Published in Asthma

Side Effects With Inhaled Corticosteroids: Asthma Clinical ResearchModern delivery systems, such as HFA-based pMDI inhalers, enhance drug targeting to the lungs. Thus, lower ICS doses can be used, such that the clinical response is maintained but systemic exposure reduced. For example, conversion from CFC to HFA as a propellant moved the dose-response curve for drugs delivered using the HFA device toward the left, so lower doses are required to achieve the same therapeutic effect.> Conversely, a 1:1 substitution of the CFC to the more recent HFA formulations may result in greater systemic exposure and a higher potential for side effects.> Therefore, recommended doses of HFA devices are lower than older CFC-containing formulations. Large-volume spacers have also been recommended as a means of improving lung deposition, allowing dose reduction and minimization of ICS systemic bioavailability in adults and children. this

The Asthma Clinical Research Network conducted a randomized study to investigate the systemic bioavailability of different ICS and devices using overnight urinary cortisol suppression to assess dose response. The study took place over 6 weeks, with the first week consisting of a placebo run-in phase. Five ICS compounds were evaluated: FP (as a CFC-pMDI formulation and a DPI formulation); BUD (DPI formulation); BDP (CFC-pMDI formulation); FLU (CFC-pMDI formulation); and TAA (CFC-pMDI formulation). The results were used to relate the ICS dose and delivery mechanism to an estimated effect on cortisol suppression (ie, their systemic availability) and determine equisuppressive doses. Table 1 shows the estimated doses of the different formulations that would cause a 10% suppression of endogenous cortisol production. This study showed that FP delivered using a CFC-pMDI with a spacer required the lowest labeled dose to suppress cortisol production by 10%; and FLU, also delivered using a CFC-pMDI plus spacer, required the highest dose to obtain the same effect (Table 1). This study also showed that it is possible to conduct pharmacokinetic studies that allow comparison of hypothalamic-pituitary-adrenal axis suppression between different drug/device combinations. Such studies provide information regarding the potential for different ICS compounds, doses and formulations to cause systemic side effects.

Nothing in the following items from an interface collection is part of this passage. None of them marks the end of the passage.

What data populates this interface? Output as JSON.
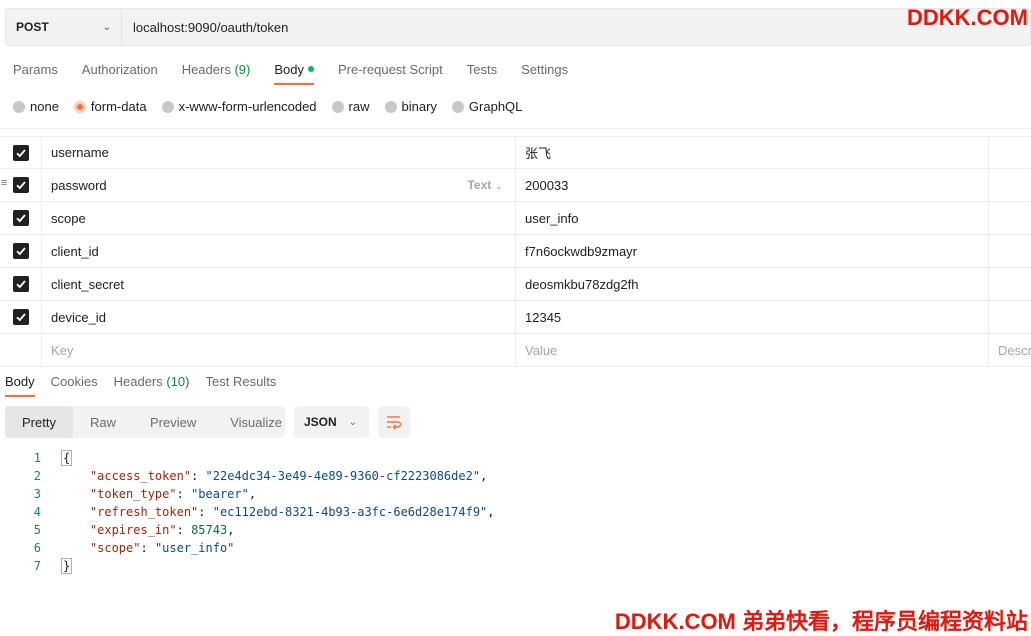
{
  "request": {
    "method": "POST",
    "url": "localhost:9090/oauth/token"
  },
  "watermark": {
    "top": "DDKK.COM",
    "bottom": "DDKK.COM 弟弟快看，程序员编程资料站"
  },
  "request_tabs": [
    {
      "label": "Params"
    },
    {
      "label": "Authorization"
    },
    {
      "label": "Headers",
      "count": "(9)"
    },
    {
      "label": "Body"
    },
    {
      "label": "Pre-request Script"
    },
    {
      "label": "Tests"
    },
    {
      "label": "Settings"
    }
  ],
  "body_types": [
    "none",
    "form-data",
    "x-www-form-urlencoded",
    "raw",
    "binary",
    "GraphQL"
  ],
  "body_type_selected": "form-data",
  "params": [
    {
      "key": "username",
      "value": "张飞"
    },
    {
      "key": "password",
      "value": "200033",
      "type": "Text"
    },
    {
      "key": "scope",
      "value": "user_info"
    },
    {
      "key": "client_id",
      "value": "f7n6ockwdb9zmayr"
    },
    {
      "key": "client_secret",
      "value": "deosmkbu78zdg2fh"
    },
    {
      "key": "device_id",
      "value": "12345"
    }
  ],
  "params_placeholder": {
    "key": "Key",
    "value": "Value",
    "description": "Description"
  },
  "response_tabs": [
    {
      "label": "Body"
    },
    {
      "label": "Cookies"
    },
    {
      "label": "Headers",
      "count": "(10)"
    },
    {
      "label": "Test Results"
    }
  ],
  "view_modes": [
    "Pretty",
    "Raw",
    "Preview",
    "Visualize"
  ],
  "view_selected": "Pretty",
  "format": "JSON",
  "response_lines": [
    {
      "no": "1",
      "text": "{"
    },
    {
      "no": "2",
      "key": "\"access_token\"",
      "value": "\"22e4dc34-3e49-4e89-9360-cf2223086de2\"",
      "tail": ","
    },
    {
      "no": "3",
      "key": "\"token_type\"",
      "value": "\"bearer\"",
      "tail": ","
    },
    {
      "no": "4",
      "key": "\"refresh_token\"",
      "value": "\"ec112ebd-8321-4b93-a3fc-6e6d28e174f9\"",
      "tail": ","
    },
    {
      "no": "5",
      "key": "\"expires_in\"",
      "num": "85743",
      "tail": ","
    },
    {
      "no": "6",
      "key": "\"scope\"",
      "value": "\"user_info\"",
      "tail": ""
    },
    {
      "no": "7",
      "text": "}"
    }
  ],
  "colors": {
    "accent": "#ff6c37",
    "watermark": "#e8150c",
    "count_green": "#0c8d3a"
  }
}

Table 1—Estimated Doses of ICS Formulations That Would Produce a 10% Suppression in Cortisol

Formulation Labeled Dose, ^g (95% CI) Emitted Dose, ^g (95% CI)
FLU CFC-pMDI plus spacer 936 (484-1,387) 295 (153-437)
TAA CFC-pMDI plus spacer 787(627-947) 309 (246-371)
BDP CFC-pMDI plus spacer 548(230-866) 168(71-266)
FP DPI 445(0-918) 440 (0-907)
BUD DPI 268(153-383) 164 (94-235)
FP CFC-pMDI plus spacer 111(67-154) 68(41-95)